The plan that Arsenal defenders Per Mertesacker and Rob Holding hatched to stymie Chelsea’s Diego Costa in last season’s F.A. Cup final was little more than a variation on the old good cop/bad cop routine.
Mertesacker, the veteran German, was cast as the former, tasked with being “friendly” to the tempestuous Costa, “patting him on the back.” The job for the inexperienced Holding, in contrast, was to “give him a really hard time,” Mertesacker said.
After one encounter, Holding, his gaze locked on Costa, tapped a finger against his own temple, the internationally recognized sign alleging mental instability. “I just called him a nutter, basically,” Holding remembered.
By most estimates, the plan worked. Costa, who had developed a knack for unsettling Arsenal’s defense — riling them, bullying them — scored a goal but seemed uncharacteristically inhibited, his edge dulled. Arsenal beat Chelsea, 2-1.
That, as it turned out, was most likely Costa’s last game for Chelsea. A few days later, the club’s manager, Antonio Conte, sent a text message to his squad wishing them well for the summer.
Costa replied in what has been described as a “jokey” way, though precisely how good the joke was remains shrouded in mystery. Given that Costa once thought it hilarious to pretend to throw a fire extinguisher at reporters, it was probably not great. Conte sent him a private response, informing him that he was not in the manager’s plans for the future. “O.K.,” Costa sent back.
Approaching four months later, he remains in exile. Costa spent the summer in his native Brazil, occasionally interrupting his busy schedule of watching daytime television to open his door to journalists.
He was, he made clear, holding out for a transfer back to Atlético Madrid, his former club in Spain. He would not countenance moving anywhere else. When that switch did not materialize — FIFA has banned Atlético from registering players until January — Costa proved good to his word. He has still not returned to London, or to Chelsea. As things stand, he will linger on hiatus until the New Year, when he hopes Atlético will come to his rescue.
Chelsea, on the surface, has already moved on. Conte tried and failed to sign Romelu Lukaku this summer before landing Álvaro Morata, the Spain striker with the pinup good looks who had been told he was surplus at Real Madrid.
Morata has proved an almost instant success. Though Chelsea started the season slowly — losing to Arsenal on penalties in the Community Shield and then to Burnley, at home, in its Premier League opener — Morata has not, scoring three times in his first five Premier League appearances. And he has won no little adulation for his perceptive movement, his deceptive strength, and his aerial prowess.
Chelsea’s fans still think of Costa fondly, of course — he helped the club win two league championships — but, thanks to Morata, there have been few signs that the team misses him. At least, that is, until Arsenal visited on Sunday afternoon.

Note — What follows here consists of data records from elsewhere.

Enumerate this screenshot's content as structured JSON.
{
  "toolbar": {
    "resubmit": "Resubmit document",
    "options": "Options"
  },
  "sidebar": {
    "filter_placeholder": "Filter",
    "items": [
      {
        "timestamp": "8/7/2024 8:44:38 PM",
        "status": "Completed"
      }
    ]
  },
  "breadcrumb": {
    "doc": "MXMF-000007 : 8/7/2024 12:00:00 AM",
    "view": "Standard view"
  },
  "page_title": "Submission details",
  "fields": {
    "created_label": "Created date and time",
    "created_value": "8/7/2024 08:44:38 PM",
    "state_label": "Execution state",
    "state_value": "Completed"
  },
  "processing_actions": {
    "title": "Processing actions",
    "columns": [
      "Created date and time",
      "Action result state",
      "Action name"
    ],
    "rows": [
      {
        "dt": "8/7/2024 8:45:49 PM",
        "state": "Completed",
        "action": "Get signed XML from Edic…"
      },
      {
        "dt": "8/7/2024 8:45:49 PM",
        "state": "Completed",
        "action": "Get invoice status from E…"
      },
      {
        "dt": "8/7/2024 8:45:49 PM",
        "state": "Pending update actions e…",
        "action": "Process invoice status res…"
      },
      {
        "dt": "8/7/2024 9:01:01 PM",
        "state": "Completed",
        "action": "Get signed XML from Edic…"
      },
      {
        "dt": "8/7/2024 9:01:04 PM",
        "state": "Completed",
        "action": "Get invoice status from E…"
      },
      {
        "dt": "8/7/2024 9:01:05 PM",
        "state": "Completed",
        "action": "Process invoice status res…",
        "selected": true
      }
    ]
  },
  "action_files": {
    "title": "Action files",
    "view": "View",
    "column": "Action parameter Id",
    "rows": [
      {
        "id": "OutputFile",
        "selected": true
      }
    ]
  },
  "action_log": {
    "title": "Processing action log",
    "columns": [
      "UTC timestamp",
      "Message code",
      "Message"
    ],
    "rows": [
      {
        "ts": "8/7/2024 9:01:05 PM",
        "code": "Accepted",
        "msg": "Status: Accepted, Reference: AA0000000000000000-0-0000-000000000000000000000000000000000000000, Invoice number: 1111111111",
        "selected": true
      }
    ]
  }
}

It is no criticism to say that Chelsea has never really become what Roman Abramovich first envisioned when he bought the club, on the brink of financial oblivion, in 2003.
It has had success, including a Champions League title, and it has established itself as one of Europe’s modern superclubs, the sort of place that young hopefuls dream of playing. By those measures, Abramovich has achieved his ambitions.
But he also had dreamed of doing all that while making Chelsea a byword for attractive soccer. The story goes that he became determined to invest in the sport when watching Real Madrid face Manchester United in the Champions League that year.
Like Mourinho, those players imprinted on Chelsea their own personalities: fiercely competitive; tenacious and tough; ruthless, and relentless, winners. They could play beautifully, but that was not their primary purpose. Chelsea emerged as a sort of anti-Arsenal: they might not have drawn as much praise for artistry during the season, but they tended to emerge with a trophy at the end of it. It did not matter who the manager was; the club’s ID was so clearly defined that it could win regardless.